• _What is expected_:
Write every entry out again, unchanged.

------------

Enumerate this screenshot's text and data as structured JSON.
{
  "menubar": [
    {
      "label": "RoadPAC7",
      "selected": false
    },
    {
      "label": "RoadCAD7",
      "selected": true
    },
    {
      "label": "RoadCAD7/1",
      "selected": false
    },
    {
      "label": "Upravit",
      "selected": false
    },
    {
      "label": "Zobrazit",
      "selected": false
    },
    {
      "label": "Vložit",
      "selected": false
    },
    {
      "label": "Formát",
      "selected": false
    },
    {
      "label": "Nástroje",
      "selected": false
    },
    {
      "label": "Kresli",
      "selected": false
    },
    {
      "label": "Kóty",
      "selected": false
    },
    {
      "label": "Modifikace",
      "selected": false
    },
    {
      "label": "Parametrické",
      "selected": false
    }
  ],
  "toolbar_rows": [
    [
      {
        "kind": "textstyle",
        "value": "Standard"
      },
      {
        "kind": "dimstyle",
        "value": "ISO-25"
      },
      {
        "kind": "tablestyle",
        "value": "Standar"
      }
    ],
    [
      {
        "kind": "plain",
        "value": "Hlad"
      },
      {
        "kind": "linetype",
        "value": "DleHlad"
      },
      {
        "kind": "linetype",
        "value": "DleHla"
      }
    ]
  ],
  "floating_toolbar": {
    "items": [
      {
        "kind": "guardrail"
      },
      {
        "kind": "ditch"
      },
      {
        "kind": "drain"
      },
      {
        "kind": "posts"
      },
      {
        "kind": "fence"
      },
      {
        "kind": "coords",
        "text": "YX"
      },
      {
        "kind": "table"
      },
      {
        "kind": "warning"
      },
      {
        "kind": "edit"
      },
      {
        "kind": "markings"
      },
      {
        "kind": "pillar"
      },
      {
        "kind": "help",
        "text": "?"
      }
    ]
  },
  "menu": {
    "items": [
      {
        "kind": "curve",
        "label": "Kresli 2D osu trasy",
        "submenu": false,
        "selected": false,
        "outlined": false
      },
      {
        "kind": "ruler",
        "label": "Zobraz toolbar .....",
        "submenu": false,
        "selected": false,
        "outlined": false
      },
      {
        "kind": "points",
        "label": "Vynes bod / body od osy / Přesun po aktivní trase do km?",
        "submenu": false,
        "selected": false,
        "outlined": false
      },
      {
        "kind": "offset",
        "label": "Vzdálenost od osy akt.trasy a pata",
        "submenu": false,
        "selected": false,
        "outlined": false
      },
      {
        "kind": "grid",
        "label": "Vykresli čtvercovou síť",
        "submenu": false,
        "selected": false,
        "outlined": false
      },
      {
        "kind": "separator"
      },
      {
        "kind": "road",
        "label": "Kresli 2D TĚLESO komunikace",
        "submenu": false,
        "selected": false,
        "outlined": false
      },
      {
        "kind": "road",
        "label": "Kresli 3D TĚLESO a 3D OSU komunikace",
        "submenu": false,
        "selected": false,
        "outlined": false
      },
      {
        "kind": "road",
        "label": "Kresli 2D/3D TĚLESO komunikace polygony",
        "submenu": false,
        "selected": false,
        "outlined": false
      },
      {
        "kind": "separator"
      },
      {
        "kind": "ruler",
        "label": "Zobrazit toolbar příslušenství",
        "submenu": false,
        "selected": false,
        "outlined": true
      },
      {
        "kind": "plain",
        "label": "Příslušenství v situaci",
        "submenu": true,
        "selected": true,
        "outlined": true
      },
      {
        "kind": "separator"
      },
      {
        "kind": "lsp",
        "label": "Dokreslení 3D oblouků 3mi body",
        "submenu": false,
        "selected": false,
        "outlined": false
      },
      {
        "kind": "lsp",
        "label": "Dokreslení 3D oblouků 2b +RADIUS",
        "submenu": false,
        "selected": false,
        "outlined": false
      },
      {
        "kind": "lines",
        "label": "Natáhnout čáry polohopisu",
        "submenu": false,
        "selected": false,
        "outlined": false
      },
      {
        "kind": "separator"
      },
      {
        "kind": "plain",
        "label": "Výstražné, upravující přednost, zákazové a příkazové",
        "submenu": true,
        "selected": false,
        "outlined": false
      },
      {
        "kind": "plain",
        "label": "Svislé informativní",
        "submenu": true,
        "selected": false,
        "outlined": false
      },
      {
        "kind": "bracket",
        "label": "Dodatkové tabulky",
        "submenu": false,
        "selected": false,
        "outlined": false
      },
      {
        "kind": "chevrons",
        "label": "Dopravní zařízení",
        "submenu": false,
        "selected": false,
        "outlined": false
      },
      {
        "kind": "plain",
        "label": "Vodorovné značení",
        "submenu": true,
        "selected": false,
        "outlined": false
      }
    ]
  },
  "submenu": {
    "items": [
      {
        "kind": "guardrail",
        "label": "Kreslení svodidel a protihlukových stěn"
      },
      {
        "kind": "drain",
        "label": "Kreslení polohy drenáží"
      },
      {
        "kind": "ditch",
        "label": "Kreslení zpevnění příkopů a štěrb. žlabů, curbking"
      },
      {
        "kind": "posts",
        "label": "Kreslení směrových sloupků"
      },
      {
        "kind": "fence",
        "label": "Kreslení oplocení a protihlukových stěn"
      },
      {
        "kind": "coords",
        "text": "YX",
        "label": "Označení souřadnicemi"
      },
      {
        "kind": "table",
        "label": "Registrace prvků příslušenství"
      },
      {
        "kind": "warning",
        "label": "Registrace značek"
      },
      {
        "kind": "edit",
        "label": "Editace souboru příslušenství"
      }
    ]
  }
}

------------

• _Finished exercise_:
Enumerate this screenshot's text and data as structured JSON.
{
  "menubar": [
    {
      "label": "RoadPAC7",
      "selected": false
    },
    {
      "label": "RoadCAD7",
      "selected": true
    },
    {
      "label": "RoadCAD7/1",
      "selected": false
    },
    {
      "label": "Upravit",
      "selected": false
    },
    {
      "label": "Zobrazit",
      "selected": false
    },
    {
      "label": "Vložit",
      "selected": false
    },
    {
      "label": "Formát",
      "selected": false
    },
    {
      "label": "Nástroje",
      "selected": false
    },
    {
      "label": "Kresli",
      "selected": false
    },
    {
      "label": "Kóty",
      "selected": false
    },
    {
      "label": "Modifikace",
      "selected": false
    },
    {
      "label": "Parametrické",
      "selected": false
    }
  ],
  "toolbar_rows": [
    [
      {
        "kind": "textstyle",
        "value": "Standard"
      },
      {
        "kind": "dimstyle",
        "value": "ISO-25"
      },
      {
        "kind": "tablestyle",
        "value": "Standar"
      }
    ],
    [
      {
        "kind": "plain",
        "value": "Hlad"
      },
      {
        "kind": "linetype",
        "value": "DleHlad"
      },
      {
        "kind": "linetype",
        "value": "DleHla"
      }
    ]
  ],
  "floating_toolbar": {
    "items": [
      {
        "kind": "guardrail"
      },
      {
        "kind": "ditch"
      },
      {
        "kind": "drain"
      },
      {
        "kind": "posts"
      },
      {
        "kind": "fence"
      },
      {
        "kind": "coords",
        "text": "YX"
      },
      {
        "kind": "table"
      },
      {
        "kind": "warning"
      },
      {
        "kind": "edit"
      },
      {
        "kind": "markings"
      },
      {
        "kind": "pillar"
      },
      {
        "kind": "help",
        "text": "?"
      }
    ]
  },
  "menu": {
    "items": [
      {
        "kind": "curve",
        "label": "Kresli 2D osu trasy",
        "submenu": false,
        "selected": false,
        "outlined": false
      },
      {
        "kind": "ruler",
        "label": "Zobraz toolbar .....",
        "submenu": false,
        "selected": false,
        "outlined": false
      },
      {
        "kind": "points",
        "label": "Vynes bod / body od osy / Přesun po aktivní trase do km?",
        "submenu": false,
        "selected": false,
        "outlined": false
      },
      {
        "kind": "offset",
        "label": "Vzdálenost od osy akt.trasy a pata",
        "submenu": false,
        "selected": false,
        "outlined": false
      },
      {
        "kind": "grid",
        "label": "Vykresli čtvercovou síť",
        "submenu": false,
        "selected": false,
        "outlined": false
      },
      {
        "kind": "separator"
      },
      {
        "kind": "road",
        "label": "Kresli 2D TĚLESO komunikace",
        "submenu": false,
        "selected": false,
        "outlined": false
      },
      {
        "kind": "road",
        "label": "Kresli 3D TĚLESO a 3D OSU komunikace",
        "submenu": false,
        "selected": false,
        "outlined": false
      },
      {
        "kind": "road",
        "label": "Kresli 2D/3D TĚLESO komunikace polygony",
        "submenu": false,
        "selected": false,
        "outlined": false
      },
      {
        "kind": "separator"
      },
      {
        "kind": "ruler",
        "label": "Zobrazit toolbar příslušenství",
        "submenu": false,
        "selected": false,
        "outlined": true
      },
      {
        "kind": "plain",
        "label": "Příslušenství v situaci",
        "submenu": true,
        "selected": true,
        "outlined": true
      },
      {
        "kind": "separator"
      },
      {
        "kind": "lsp",
        "label": "Dokreslení 3D oblouků 3mi body",
        "submenu": false,
        "selected": false,
        "outlined": false
      },
      {
        "kind": "lsp",
        "label": "Dokreslení 3D oblouků 2b +RADIUS",
        "submenu": false,
        "selected": false,
        "outlined": false
      },
      {
        "kind": "lines",
        "label": "Natáhnout čáry polohopisu",
        "submenu": false,
        "selected": false,
        "outlined": false
      },
      {
        "kind": "separator"
      },
      {
        "kind": "plain",
        "label": "Výstražné, upravující přednost, zákazové a příkazové",
        "submenu": true,
        "selected": false,
        "outlined": false
      },
      {
        "kind": "plain",
        "label": "Svislé informativní",
        "submenu": true,
        "selected": false,
        "outlined": false
      },
      {
        "kind": "bracket",
        "label": "Dodatkové tabulky",
        "submenu": false,
        "selected": false,
        "outlined": false
      },
      {
        "kind": "chevrons",
        "label": "Dopravní zařízení",
        "submenu": false,
        "selected": false,
        "outlined": false
      },
      {
        "kind": "plain",
        "label": "Vodorovné značení",
        "submenu": true,
        "selected": false,
        "outlined": false
      }
    ]
  },
  "submenu": {
    "items": [
      {
        "kind": "guardrail",
        "label": "Kreslení svodidel a protihlukových stěn"
      },
      {
        "kind": "drain",
        "label": "Kreslení polohy drenáží"
      },
      {
        "kind": "ditch",
        "label": "Kreslení zpevnění příkopů a štěrb. žlabů, curbking"
      },
      {
        "kind": "posts",
        "label": "Kreslení směrových sloupků"
      },
      {
        "kind": "fence",
        "label": "Kreslení oplocení a protihlukových stěn"
      },
      {
        "kind": "coords",
        "text": "YX",
        "label": "Označení souřadnicemi"
      },
      {
        "kind": "table",
        "label": "Registrace prvků příslušenství"
      },
      {
        "kind": "warning",
        "label": "Registrace značek"
      },
      {
        "kind": "edit",
        "label": "Editace souboru příslušenství"
      }
    ]
  }
}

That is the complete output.